If Temple is on the right track, that would be an important civic development since right now, the Owls are 133rd in the KenPom.com rankings, just ahead of Liberty, Oakland, and Hofstra. The rest of the city: Drexel 175th, St. Joe’s 204th, Penn 211th, La Salle 243rd. Sure, the No. 6 team nationally would dominate this group.
What to do about it
Beyond the obvious need for improvement, a City tournament still is a must to get some life back in the City Series. It’s the right move, and has the strong support of at least half the coaches, with nobody saying no way.
» READ MORE: A Big 5 men's tournament is the right idea

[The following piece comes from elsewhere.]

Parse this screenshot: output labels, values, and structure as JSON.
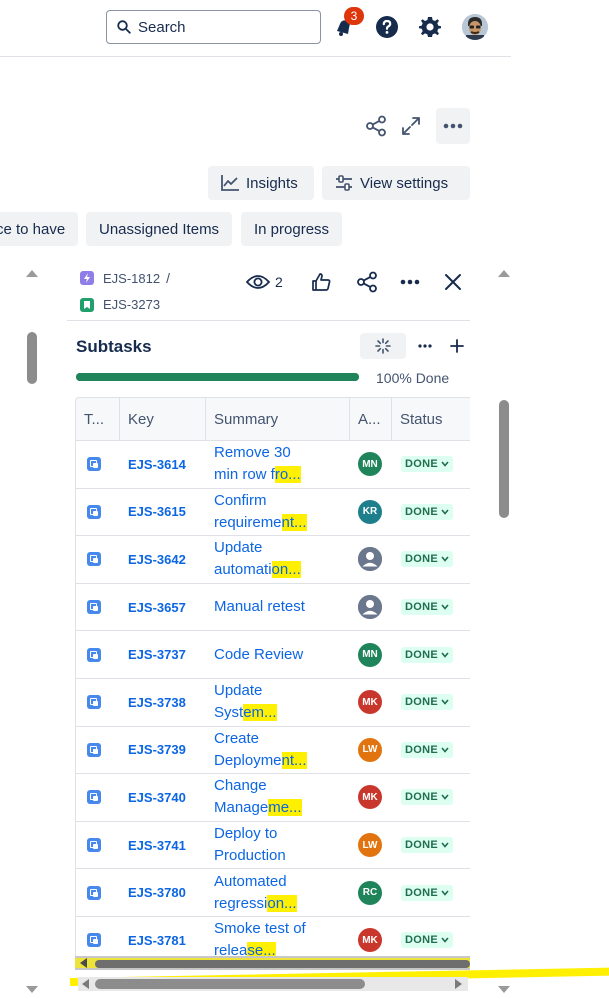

Thinking the status quo is an exercise in maintaining tradition is dead wrong. “Are rollouts dead?” a press row vet asked Wednesday, noting the absence of rolled-out signs from the student section jabbing the opponent — the attempts at witticism that traditionally are a feature of Big 5 play, the misses sometimes as funny as the direct hits.
Nope, not dead. A reliable source reports Penn’s band had a ton of them Tuesday night at the Penn-La Salle women’s game. Also, let’s note half of Penn’s student body had never even been to a Big 5 game, since the Quakers didn’t play last season due to COVID-19.
So where are we? Everything dies, we’ve heard, that is a fact. But maybe everything that dies someday comes back. As a group, the Big 5 athletic directors should consider breathing life back into the City Series a top priority. The corners keep speaking.